    1. There was no modification to the rendering pipeline, this project used the (2018.2) preview of HDRP available to all Unity customers. As mentioned in the article, Light & Shadows created some custom materials using their own process, since Shader Graph became available for HDRP in 2018.3, after this project was completed.

      1. Are they using StackLit shader?

        1. Yes, Light & Shadows used an early version of the Stack Lit shader. Since then, we’ve made some significant improvements to Stack Lit, and we used Stack Lit for the new HDRP version of the Measured Materials Library.

      2. Does StackLit suitable for game in terms of performance?

        1. Yes, it is. Stack Lit has slightly higher computational demands than Lit, but in practice it performs very well. I’d encourage you to try it out for yourself. Note that Stack Lit is HDRP only.

  6. Hey, I just published an article about improving visual quality within Unity, using tools such as post processing and shader graph. I thought people here might find it helpful. Please let me know if you have any thoughts and if you liked it –

    1. Very cool, Divij! What I love about working at Unity is learning about all of the amazing ways in which Unity can be adapted to nearly any application a person can imagine. I like what you did to take a data viz problem and turn it into a visually engaging project.

      1. Thanks Edward, I’m glad you liked it! I was tasked to do this at my job – my company wants to experiment with biology inspired AI, and this worm is an inspiration for everyone. It was a different challenge for me, that’s for sure.

  7. DOF is the thing that should never exist – neither in gamedev, nor in archvis! =\
    Let my eyes decide what to look at!

  8. 2018.3 is out since more than a month, but there’s no trace of the promissed car materials yet.

    1. Hi Besjan, we’re very close to releasing the new measured materials library. We’re wrapping up some documentation now.
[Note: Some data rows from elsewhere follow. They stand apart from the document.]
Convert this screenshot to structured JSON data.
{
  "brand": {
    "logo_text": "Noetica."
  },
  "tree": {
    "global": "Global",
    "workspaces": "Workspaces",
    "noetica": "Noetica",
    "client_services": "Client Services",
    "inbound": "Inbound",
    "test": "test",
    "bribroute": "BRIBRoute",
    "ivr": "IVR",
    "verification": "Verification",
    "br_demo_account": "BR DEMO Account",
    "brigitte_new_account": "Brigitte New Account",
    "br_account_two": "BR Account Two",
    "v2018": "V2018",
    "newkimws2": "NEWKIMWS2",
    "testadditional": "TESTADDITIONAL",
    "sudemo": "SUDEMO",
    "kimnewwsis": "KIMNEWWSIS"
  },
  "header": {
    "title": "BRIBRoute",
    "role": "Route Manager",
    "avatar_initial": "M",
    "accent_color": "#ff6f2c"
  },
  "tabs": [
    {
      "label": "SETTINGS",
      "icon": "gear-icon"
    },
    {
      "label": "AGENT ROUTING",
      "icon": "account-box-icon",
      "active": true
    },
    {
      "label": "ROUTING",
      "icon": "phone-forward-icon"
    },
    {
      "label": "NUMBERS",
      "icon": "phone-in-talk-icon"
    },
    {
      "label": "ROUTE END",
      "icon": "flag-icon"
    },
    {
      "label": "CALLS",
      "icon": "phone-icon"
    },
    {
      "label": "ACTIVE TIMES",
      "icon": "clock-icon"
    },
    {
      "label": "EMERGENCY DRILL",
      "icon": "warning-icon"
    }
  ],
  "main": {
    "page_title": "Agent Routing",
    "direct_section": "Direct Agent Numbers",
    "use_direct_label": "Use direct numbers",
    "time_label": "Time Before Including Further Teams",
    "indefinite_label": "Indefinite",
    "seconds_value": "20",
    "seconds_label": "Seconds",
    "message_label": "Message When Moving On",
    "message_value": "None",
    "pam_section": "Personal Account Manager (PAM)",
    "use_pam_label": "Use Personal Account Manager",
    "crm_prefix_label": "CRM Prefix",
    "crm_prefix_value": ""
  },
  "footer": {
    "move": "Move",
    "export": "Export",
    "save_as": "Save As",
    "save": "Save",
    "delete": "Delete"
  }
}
It will be worth the wait!

      1. Cool, thanks.

        1. Hi Besjan, I’m happy to tell you that the measured materials are now available (for HDRP / Stack Lit)!

  9. Really nice.
    Will you show the process of creation this ?
    Also there is a bug with texture in video (1:11) around safe belt hole ;)

    1. Hi Denis, good eye! I think that is a shadow at 1:11. If you’re interested in learning more about the process, please reach out to Light & Shadows.

  10. Very nice.

    I have said Unity should provide a basic shader that doesn’t read the metallic from an alpha, but they expect it to be in an alpha channel for some reason, unlike any other app on the planet…

    1. Also, every HD material website provides them as separate maps.

    2. Exactly this. The layered map approach is a very poor choice for a standard shader. Nobody who actually layers maps uses a standard shader. All it does it makes quick tests extremely tedious and confuse new users.

      1. Please take a look at the Stack Lit shader included with HDRP. Does this cover your requirements? It has separate texture channels like you are suggesting. It also also support for Clear Coat which makes it great for Car Paint materials.

        1. Could you please tell me where to select and use the Stack Lit shader? Is it included in HDRP 4.9? I’ve tried Unity 2018.3 and the latest beta 2019 with HDRP 5.2.3 but could not find the Stack Lit shader in the Material menu? Or is it meant to be created and edited with shader graph, there I found the option “StackLit Graph”?! I assumed Stack Lit shader is something like the default HDRP Lit shader…

        2. I’m replying to Martin … please try out the new materials library at I think it will solve your question!